• [Action item]:
Where does the word "empty" occur in the data below? Copy each line that holds it.

--- --- ---

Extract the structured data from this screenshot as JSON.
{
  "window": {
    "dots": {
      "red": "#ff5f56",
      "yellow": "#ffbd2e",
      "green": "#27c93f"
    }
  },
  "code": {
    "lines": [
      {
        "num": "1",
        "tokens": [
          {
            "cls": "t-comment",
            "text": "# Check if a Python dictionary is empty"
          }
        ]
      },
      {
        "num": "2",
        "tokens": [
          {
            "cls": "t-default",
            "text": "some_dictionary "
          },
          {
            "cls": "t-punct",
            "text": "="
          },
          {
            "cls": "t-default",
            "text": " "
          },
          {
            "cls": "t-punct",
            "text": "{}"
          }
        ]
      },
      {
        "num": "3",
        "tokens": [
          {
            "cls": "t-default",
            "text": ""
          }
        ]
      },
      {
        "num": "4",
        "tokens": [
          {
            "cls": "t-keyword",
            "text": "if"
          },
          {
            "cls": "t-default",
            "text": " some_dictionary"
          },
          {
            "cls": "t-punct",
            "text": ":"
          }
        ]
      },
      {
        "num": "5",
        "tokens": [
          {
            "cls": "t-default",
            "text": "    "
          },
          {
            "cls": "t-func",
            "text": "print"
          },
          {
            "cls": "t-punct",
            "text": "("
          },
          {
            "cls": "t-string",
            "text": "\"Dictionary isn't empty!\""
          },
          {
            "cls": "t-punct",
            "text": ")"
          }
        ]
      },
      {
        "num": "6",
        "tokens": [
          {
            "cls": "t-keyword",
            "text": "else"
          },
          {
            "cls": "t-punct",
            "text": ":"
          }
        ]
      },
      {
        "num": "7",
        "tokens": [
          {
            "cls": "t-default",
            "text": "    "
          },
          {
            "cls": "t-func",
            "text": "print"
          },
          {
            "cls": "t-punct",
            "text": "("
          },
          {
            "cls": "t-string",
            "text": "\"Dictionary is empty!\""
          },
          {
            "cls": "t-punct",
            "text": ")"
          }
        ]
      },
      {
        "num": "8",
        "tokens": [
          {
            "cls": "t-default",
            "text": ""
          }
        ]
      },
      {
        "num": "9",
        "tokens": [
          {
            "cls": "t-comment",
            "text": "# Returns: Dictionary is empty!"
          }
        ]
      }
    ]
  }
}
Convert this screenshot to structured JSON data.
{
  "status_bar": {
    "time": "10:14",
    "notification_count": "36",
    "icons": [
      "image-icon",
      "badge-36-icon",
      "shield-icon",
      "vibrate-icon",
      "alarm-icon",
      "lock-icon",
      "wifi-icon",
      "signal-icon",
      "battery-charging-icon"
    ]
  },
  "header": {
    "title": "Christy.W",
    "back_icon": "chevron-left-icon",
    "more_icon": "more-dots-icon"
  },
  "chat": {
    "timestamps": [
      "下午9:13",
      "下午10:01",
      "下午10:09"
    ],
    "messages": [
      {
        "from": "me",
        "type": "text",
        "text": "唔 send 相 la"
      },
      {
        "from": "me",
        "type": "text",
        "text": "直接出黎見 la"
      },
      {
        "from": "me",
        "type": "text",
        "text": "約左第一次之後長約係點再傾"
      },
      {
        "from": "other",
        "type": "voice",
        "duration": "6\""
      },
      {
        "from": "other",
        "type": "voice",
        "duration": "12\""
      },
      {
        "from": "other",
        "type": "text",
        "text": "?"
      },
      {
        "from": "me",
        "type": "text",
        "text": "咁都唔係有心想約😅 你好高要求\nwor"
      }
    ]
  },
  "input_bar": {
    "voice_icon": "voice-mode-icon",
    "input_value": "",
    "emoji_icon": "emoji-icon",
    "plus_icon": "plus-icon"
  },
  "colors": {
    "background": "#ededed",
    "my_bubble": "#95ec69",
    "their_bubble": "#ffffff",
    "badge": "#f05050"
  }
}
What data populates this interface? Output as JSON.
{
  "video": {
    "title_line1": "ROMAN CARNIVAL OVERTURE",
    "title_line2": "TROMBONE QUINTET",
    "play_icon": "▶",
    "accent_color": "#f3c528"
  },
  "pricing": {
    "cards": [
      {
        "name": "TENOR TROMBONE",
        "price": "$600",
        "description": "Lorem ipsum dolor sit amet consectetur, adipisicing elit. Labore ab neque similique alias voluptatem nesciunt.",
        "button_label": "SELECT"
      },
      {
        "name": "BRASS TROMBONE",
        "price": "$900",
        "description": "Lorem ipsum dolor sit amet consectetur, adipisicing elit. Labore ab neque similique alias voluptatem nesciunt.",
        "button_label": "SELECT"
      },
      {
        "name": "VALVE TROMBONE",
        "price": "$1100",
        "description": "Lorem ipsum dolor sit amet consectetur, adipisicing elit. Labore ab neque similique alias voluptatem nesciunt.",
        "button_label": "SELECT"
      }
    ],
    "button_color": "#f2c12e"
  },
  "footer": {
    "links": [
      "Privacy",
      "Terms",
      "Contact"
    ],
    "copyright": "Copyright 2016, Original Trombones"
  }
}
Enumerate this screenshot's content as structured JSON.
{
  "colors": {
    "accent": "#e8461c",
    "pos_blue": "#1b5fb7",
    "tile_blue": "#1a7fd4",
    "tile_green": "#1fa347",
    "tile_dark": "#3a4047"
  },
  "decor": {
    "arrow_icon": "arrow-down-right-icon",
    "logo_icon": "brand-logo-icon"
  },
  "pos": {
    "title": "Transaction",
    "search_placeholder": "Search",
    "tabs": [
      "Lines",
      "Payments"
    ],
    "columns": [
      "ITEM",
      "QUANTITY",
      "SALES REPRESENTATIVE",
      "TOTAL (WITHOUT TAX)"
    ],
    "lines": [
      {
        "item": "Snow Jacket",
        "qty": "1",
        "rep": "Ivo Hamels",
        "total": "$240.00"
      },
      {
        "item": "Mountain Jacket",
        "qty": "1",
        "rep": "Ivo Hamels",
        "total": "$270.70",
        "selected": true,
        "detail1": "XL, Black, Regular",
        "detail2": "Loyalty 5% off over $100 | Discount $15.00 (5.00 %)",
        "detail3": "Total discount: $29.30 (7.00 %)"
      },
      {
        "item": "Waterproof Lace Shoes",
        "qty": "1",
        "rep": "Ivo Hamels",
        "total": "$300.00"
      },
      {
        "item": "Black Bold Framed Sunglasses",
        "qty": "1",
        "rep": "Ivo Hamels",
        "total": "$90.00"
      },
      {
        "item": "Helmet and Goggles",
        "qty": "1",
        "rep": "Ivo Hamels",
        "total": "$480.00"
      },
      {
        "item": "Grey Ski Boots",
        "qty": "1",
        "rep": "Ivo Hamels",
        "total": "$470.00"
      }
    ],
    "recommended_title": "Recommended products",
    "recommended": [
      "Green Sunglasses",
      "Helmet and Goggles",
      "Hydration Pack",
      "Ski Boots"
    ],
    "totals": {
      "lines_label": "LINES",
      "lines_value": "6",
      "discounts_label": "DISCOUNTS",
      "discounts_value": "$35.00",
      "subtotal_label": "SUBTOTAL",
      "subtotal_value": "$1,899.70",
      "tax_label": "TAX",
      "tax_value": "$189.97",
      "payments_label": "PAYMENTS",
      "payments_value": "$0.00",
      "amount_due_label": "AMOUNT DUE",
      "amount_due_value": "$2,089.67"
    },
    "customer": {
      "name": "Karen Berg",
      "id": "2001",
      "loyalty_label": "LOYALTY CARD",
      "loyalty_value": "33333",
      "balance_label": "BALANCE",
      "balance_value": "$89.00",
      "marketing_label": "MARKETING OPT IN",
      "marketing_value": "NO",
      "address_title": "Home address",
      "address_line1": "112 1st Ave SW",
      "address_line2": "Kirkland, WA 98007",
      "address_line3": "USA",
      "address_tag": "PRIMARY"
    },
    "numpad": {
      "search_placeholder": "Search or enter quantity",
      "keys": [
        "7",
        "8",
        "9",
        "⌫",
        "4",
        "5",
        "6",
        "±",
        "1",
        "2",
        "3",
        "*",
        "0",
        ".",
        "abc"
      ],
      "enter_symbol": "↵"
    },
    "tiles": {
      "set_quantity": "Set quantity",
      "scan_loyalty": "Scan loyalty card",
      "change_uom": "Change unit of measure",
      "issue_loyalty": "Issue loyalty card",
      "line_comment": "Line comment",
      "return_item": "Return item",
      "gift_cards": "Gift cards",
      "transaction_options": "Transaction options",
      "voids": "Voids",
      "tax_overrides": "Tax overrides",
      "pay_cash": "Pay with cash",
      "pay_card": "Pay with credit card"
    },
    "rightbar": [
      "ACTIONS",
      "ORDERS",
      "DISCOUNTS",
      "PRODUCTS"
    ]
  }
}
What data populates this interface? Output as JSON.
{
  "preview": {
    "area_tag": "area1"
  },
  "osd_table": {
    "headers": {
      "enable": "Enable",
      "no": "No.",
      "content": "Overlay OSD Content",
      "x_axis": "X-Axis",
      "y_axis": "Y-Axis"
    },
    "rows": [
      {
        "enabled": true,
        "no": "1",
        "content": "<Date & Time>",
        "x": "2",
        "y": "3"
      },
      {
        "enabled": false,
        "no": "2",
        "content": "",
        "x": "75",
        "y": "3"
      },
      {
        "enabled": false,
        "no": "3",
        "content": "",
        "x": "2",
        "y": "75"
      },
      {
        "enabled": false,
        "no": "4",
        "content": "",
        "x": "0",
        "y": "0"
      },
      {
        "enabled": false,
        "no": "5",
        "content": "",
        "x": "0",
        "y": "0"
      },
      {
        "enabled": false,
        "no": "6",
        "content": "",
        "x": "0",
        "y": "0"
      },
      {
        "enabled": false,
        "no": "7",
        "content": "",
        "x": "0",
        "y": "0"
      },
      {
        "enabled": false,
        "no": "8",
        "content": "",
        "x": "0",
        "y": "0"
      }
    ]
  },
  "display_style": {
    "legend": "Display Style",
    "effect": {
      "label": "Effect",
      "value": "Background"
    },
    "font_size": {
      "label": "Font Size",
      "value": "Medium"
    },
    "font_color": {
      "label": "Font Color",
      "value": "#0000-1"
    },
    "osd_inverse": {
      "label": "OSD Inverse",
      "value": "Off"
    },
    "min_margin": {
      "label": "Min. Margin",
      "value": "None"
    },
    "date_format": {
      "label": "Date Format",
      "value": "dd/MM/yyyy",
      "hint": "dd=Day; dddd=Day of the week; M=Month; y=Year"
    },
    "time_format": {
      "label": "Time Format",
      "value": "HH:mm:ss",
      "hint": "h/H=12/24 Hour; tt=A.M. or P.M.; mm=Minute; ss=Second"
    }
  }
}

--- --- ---

• [Result of the exercise]:
            "text": "# Check if a Python dictionary is empty"
            "text": "\"Dictionary isn't empty!\""
            "text": "\"Dictionary is empty!\""
            "text": "# Returns: Dictionary is empty!"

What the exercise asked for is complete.